We have several clients this season who, having seen great results with a website we built and managed for them, have come back to us for another website. It’s hard to think of a nicer compliment. One of these clients said, “Let’s talk about blogging. We really didn’t do that with the first website.”
Actually, we did. The number of unique visitors to that website has grown more than 12,000% in two years, and you don’t get that without blogging.
But our three posts a week — plus unscheduled posts by their in-house team — are presented as articles. We built the site with the blog post categories as the main navigation through the website, and the word “blog” doesn’t appear anywhere on the website.
It doesn’t have to. You can get the benefits of blogging, which include increased authority, growing traffic, and increased value to your visitors, without calling your blog a blog.

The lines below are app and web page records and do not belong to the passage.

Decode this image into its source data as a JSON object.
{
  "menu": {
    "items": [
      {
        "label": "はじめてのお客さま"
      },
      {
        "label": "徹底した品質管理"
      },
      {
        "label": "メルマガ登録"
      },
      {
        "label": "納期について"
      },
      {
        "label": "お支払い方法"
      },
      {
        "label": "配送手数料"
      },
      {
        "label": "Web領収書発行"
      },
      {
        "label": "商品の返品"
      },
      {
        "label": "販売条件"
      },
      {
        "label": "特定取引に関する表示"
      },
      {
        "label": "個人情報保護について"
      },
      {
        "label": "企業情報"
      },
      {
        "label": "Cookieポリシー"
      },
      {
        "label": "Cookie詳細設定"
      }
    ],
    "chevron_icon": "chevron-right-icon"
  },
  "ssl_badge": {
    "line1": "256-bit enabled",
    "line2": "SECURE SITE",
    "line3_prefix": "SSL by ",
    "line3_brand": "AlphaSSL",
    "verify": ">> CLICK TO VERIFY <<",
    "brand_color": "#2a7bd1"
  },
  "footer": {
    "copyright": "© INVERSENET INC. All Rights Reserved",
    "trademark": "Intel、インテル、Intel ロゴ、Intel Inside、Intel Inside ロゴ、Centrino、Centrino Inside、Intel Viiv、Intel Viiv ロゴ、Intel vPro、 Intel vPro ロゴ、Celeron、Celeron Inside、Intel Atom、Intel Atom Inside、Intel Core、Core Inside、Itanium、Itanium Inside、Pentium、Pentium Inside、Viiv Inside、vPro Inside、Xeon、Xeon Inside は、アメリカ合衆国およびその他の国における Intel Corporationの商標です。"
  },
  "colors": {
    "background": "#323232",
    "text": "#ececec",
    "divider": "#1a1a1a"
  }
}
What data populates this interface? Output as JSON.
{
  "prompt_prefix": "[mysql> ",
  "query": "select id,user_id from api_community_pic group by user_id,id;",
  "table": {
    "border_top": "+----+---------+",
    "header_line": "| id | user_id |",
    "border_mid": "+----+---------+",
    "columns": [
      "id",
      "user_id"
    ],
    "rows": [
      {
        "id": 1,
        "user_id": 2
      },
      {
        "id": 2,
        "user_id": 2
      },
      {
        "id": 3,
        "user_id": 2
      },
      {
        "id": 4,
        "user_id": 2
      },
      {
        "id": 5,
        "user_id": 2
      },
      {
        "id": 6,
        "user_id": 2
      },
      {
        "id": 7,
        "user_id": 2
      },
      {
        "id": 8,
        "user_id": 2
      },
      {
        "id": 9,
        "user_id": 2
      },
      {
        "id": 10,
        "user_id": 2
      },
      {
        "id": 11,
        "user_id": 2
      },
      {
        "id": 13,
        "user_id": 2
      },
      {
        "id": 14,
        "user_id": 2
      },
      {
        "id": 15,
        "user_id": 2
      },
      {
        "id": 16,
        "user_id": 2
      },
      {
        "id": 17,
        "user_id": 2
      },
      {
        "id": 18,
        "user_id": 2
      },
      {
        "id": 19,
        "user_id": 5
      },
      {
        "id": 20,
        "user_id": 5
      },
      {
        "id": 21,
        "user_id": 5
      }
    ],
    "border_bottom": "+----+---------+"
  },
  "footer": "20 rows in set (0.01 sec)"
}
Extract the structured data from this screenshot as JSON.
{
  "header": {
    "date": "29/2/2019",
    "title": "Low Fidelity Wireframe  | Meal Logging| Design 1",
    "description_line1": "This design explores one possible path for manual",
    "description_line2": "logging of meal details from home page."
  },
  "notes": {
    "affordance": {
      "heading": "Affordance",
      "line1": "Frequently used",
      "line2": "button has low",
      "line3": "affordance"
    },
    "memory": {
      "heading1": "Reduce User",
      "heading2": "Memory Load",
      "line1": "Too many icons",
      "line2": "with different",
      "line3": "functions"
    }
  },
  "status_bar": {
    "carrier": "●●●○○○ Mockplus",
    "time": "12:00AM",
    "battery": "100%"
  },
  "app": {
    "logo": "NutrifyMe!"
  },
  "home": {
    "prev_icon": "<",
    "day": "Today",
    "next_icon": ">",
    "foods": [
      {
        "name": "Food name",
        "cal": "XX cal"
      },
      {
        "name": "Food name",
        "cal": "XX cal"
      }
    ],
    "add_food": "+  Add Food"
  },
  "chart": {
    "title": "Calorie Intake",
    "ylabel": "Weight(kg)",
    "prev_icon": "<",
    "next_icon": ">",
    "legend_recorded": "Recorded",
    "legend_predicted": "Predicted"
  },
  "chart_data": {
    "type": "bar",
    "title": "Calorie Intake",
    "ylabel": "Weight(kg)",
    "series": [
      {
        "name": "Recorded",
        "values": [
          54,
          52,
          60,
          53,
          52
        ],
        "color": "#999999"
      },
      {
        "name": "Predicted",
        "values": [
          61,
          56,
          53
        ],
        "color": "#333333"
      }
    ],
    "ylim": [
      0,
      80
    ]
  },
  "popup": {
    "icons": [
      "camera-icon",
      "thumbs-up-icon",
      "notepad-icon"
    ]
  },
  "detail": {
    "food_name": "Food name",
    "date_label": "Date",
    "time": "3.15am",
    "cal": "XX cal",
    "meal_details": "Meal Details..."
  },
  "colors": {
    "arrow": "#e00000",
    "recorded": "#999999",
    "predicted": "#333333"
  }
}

Sometimes, as with the client I mentioned above, you want to use your blog posts in different ways and send them to different places. The insurance site below pulls most blog posts to the “Articles” page, but also uses posts on other pages for other purposes. No single page is the only place to read new content.
For other sites, the blog is a blog, but the name “Blog” doesn’t convey the feeling they want. The image at the top of this post is from outdoor supplier Uncle Sam’s, where the blog is called “What’s New?” and is both in the main navigation and pulled to the front page. We’ve used plenty of other descriptive names for blogs, including “In the Know.

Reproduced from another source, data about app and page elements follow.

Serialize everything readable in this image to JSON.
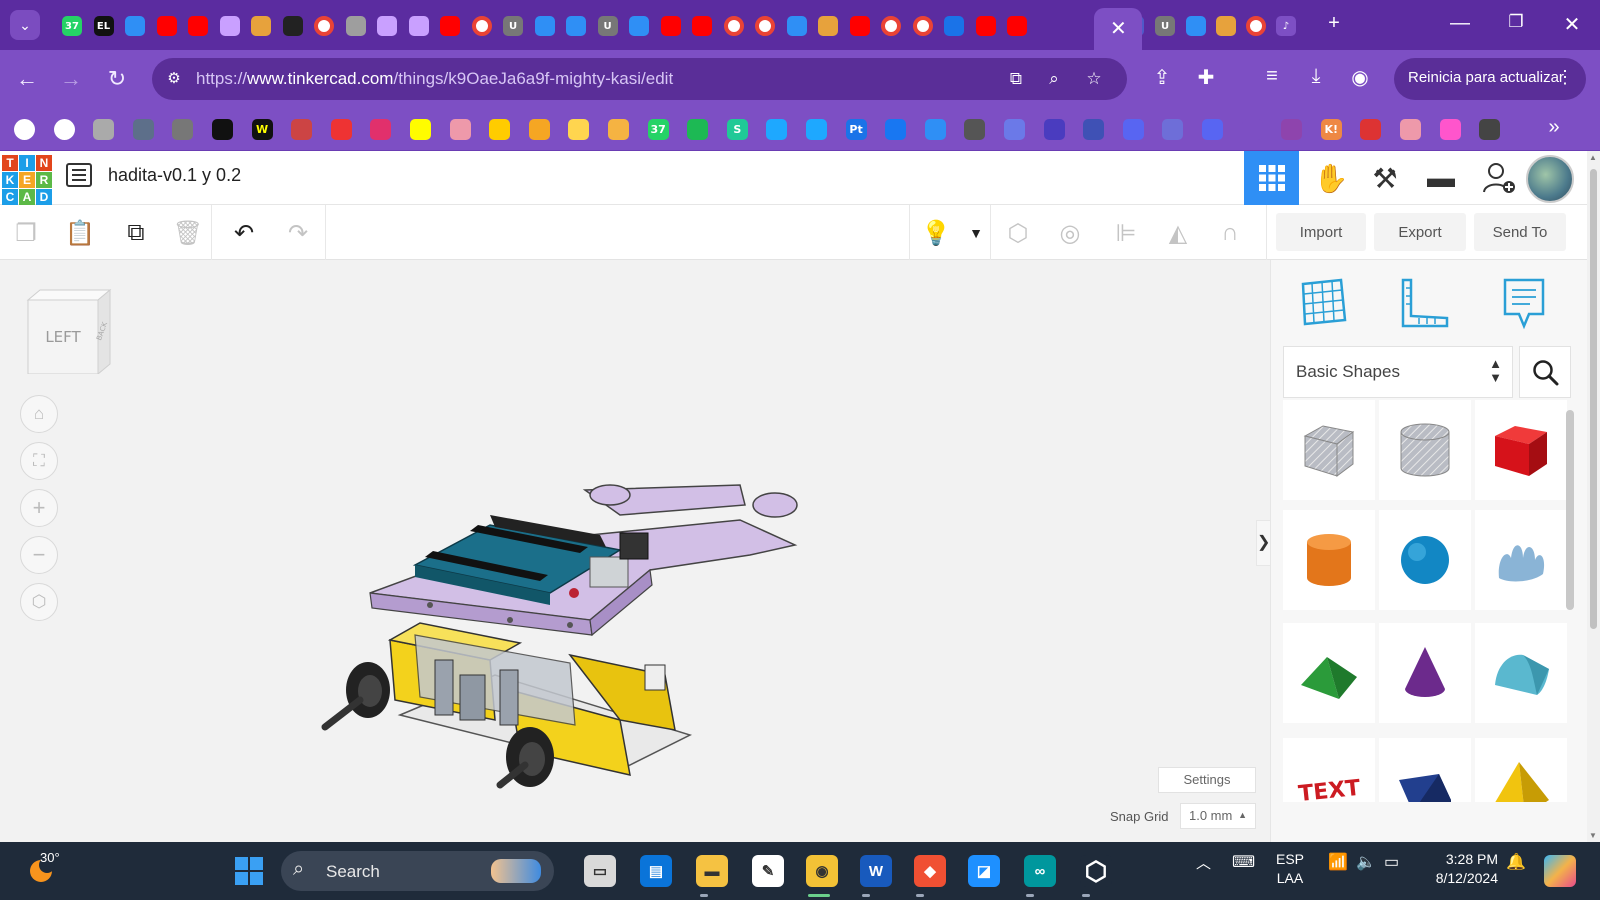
{
  "browser": {
    "url_prefix": "https://",
    "url_domain": "www.tinkercad.com",
    "url_path": "/things/k9OaeJa6a9f-mighty-kasi/edit",
    "update_button": "Reinicia para actualizar",
    "tab_icons": [
      "whatsapp",
      "EL",
      "tinkercad",
      "youtube",
      "youtube",
      "app",
      "collage",
      "github",
      "google",
      "globe",
      "app",
      "app",
      "youtube",
      "google",
      "U",
      "tinkercad",
      "tinkercad",
      "U",
      "tinkercad",
      "youtube",
      "youtube",
      "google",
      "google",
      "tinkercad",
      "collage",
      "youtube",
      "google",
      "google",
      "G",
      "youtube",
      "youtube"
    ],
    "tab_badge": "37",
    "tab_text_el": "EL",
    "tab_text_u": "U",
    "bookmark_text_w": "W",
    "bookmark_text_k": "K!",
    "bookmark_text_pt": "Pt",
    "bookmark_text_37": "37",
    "bookmark_text_s": "S"
  },
  "app": {
    "logo_letters": [
      "T",
      "I",
      "N",
      "K",
      "E",
      "R",
      "C",
      "A",
      "D"
    ],
    "logo_colors": [
      "#e2451b",
      "#1c9ee8",
      "#e2451b",
      "#1c9ee8",
      "#f5a623",
      "#5cb947",
      "#1c9ee8",
      "#5cb947",
      "#1c9ee8"
    ],
    "design_title": "hadita-v0.1 y 0.2",
    "accent": "#2f8ff5"
  },
  "toolbar": {
    "import_label": "Import",
    "export_label": "Export",
    "send_to_label": "Send To"
  },
  "workplane": {
    "viewcube_label": "LEFT",
    "viewcube_side_label": "BACK",
    "settings_label": "Settings",
    "snap_grid_label": "Snap Grid",
    "snap_grid_value": "1.0 mm"
  },
  "shapes_panel": {
    "category": "Basic Shapes",
    "shapes": [
      {
        "name": "Box Hole",
        "color": "#b9bcc4"
      },
      {
        "name": "Cylinder Hole",
        "color": "#b9bcc4"
      },
      {
        "name": "Box",
        "color": "#d6121a"
      },
      {
        "name": "Cylinder",
        "color": "#e3761b"
      },
      {
        "name": "Sphere",
        "color": "#1287c4"
      },
      {
        "name": "Scribble",
        "color": "#8ab4d6"
      },
      {
        "name": "Roof",
        "color": "#2b9b3a"
      },
      {
        "name": "Cone",
        "color": "#6c2a8c"
      },
      {
        "name": "Round Roof",
        "color": "#5ab8cf"
      },
      {
        "name": "Text",
        "color": "#cc1b22"
      },
      {
        "name": "Wedge",
        "color": "#223f8e"
      },
      {
        "name": "Pyramid",
        "color": "#f1c40f"
      }
    ]
  },
  "taskbar": {
    "temperature": "30°",
    "search_placeholder": "Search",
    "language_top": "ESP",
    "language_bottom": "LAA",
    "time": "3:28 PM",
    "date": "8/12/2024"
  }
}
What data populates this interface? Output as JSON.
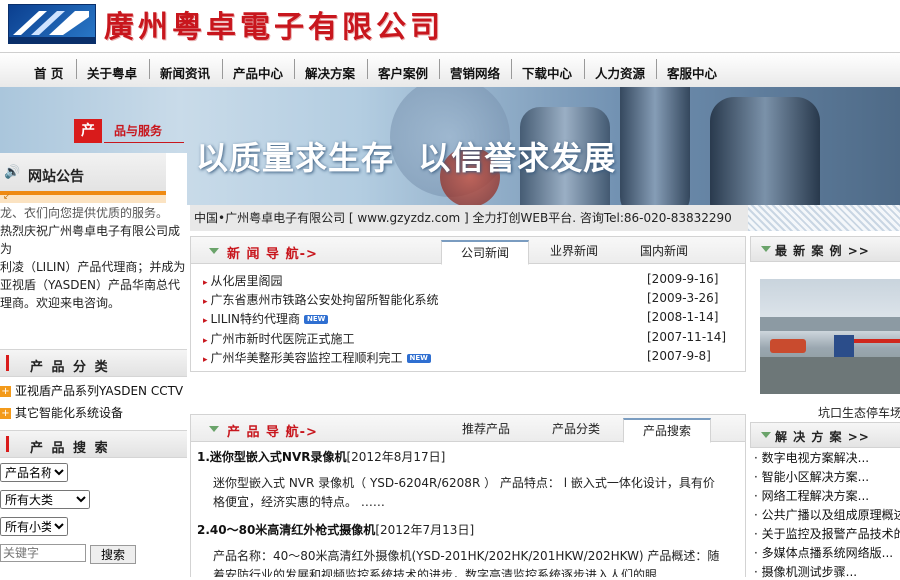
{
  "header": {
    "company_name": "廣州粵卓電子有限公司"
  },
  "nav": {
    "items": [
      "首 页",
      "关于粤卓",
      "新闻资讯",
      "产品中心",
      "解决方案",
      "客户案例",
      "营销网络",
      "下载中心",
      "人力资源",
      "客服中心"
    ]
  },
  "banner": {
    "slogan": "以质量求生存  以信誉求发展",
    "section_badge": "产",
    "section_label": "品与服务"
  },
  "notice": {
    "title": "网站公告",
    "lines": [
      "热烈庆祝广州粤卓电子有限公司成为",
      "利凌（LILIN）产品代理商；并成为",
      "亚视盾（YASDEN）产品华南总代",
      "理商。欢迎来电咨询。"
    ],
    "partial_top": "龙、衣们向您提供优质的服务。"
  },
  "categories": {
    "title": "产 品 分 类",
    "items": [
      "亚视盾产品系列YASDEN CCTV",
      "其它智能化系统设备"
    ]
  },
  "search": {
    "title": "产 品 搜 索",
    "field_select": "产品名称",
    "big_class_select": "所有大类",
    "small_class_select": "所有小类",
    "keyword_placeholder": "关键字",
    "button": "搜索"
  },
  "infobar": {
    "text": "中国•广州粤卓电子有限公司 [ www.gzyzdz.com ] 全力打创WEB平台. 咨询Tel:86-020-83832290"
  },
  "news": {
    "title": "新 闻 导 航->",
    "tabs": [
      "公司新闻",
      "业界新闻",
      "国内新闻"
    ],
    "active_tab": "公司新闻",
    "items": [
      {
        "title": "从化居里阁园",
        "date": "[2009-9-16]",
        "new": false
      },
      {
        "title": "广东省惠州市铁路公安处拘留所智能化系统",
        "date": "[2009-3-26]",
        "new": false
      },
      {
        "title": "LILIN特约代理商",
        "date": "[2008-1-14]",
        "new": true
      },
      {
        "title": "广州市新时代医院正式施工",
        "date": "[2007-11-14]",
        "new": false
      },
      {
        "title": "广州华美整形美容监控工程顺利完工",
        "date": "[2007-9-8]",
        "new": true
      }
    ],
    "new_tag": "NEW"
  },
  "products": {
    "title": "产 品 导 航->",
    "tabs": [
      "推荐产品",
      "产品分类",
      "产品搜索"
    ],
    "active_tab": "产品搜索",
    "items": [
      {
        "title": "1.迷你型嵌入式NVR录像机",
        "date": "[2012年8月17日]",
        "desc": "迷你型嵌入式 NVR 录像机（ YSD-6204R/6208R ） 产品特点： l        嵌入式一体化设计，具有价格便宜，经济实惠的特点。  ……"
      },
      {
        "title": "2.40～80米高清红外枪式摄像机",
        "date": "[2012年7月13日]",
        "desc": "产品名称：40～80米高清红外摄像机(YSD-201HK/202HK/201HKW/202HKW)          产品概述：随着安防行业的发展和视频监控系统技术的进步，数字高清监控系统逐步进入人们的眼"
      }
    ]
  },
  "cases": {
    "title": "最 新 案 例 >>",
    "caption": "坑口生态停车场"
  },
  "solutions": {
    "title": "解 决 方 案 >>",
    "items": [
      "数字电视方案解决...",
      "智能小区解决方案...",
      "网络工程解决方案...",
      "公共广播以及组成原理概述",
      "关于监控及报警产品技术的",
      "多媒体点播系统网络版...",
      "摄像机测试步骤..."
    ]
  },
  "colors": {
    "brand_red": "#c8161d",
    "accent_orange": "#ef8a12",
    "new_blue": "#2f6fd1"
  }
}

We often use “News,” especially when clients plan to do their own blogging and don’t want to be pinned down to a regular schedule.

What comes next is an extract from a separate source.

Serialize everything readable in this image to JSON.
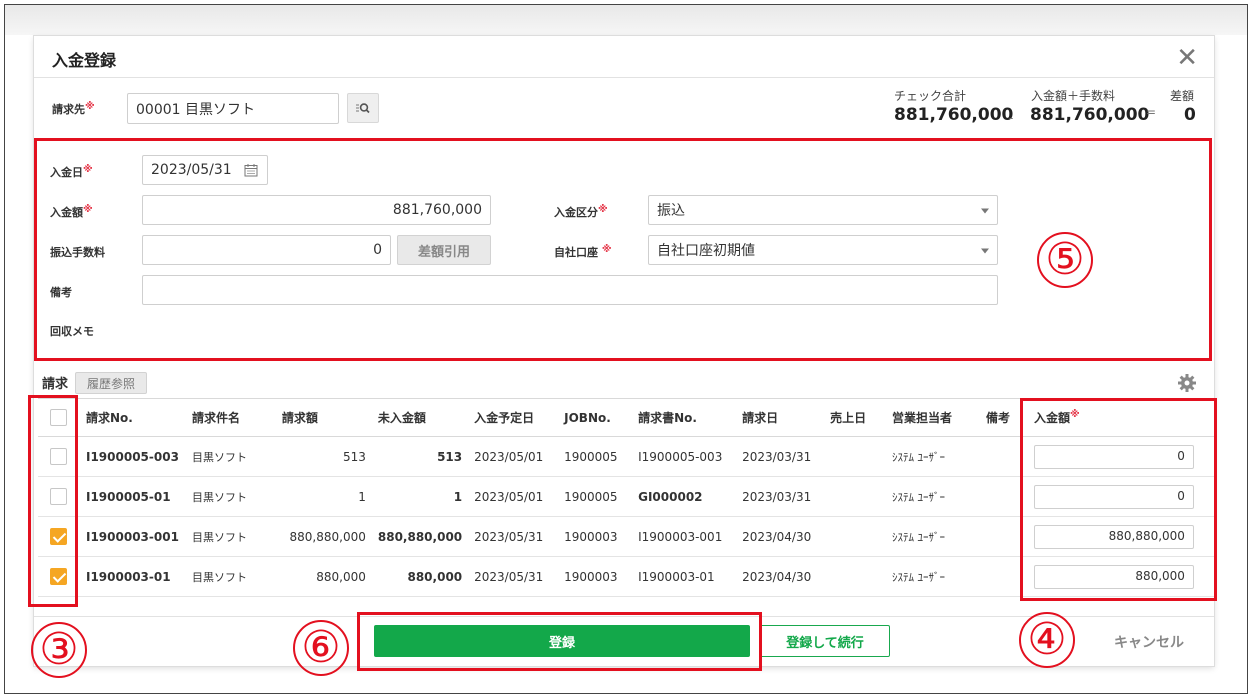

It’s simple to use blogging technology, but give your blog section a name that suits your organization, your planned use of the blog, and your resources.
Author: Rebecca Haden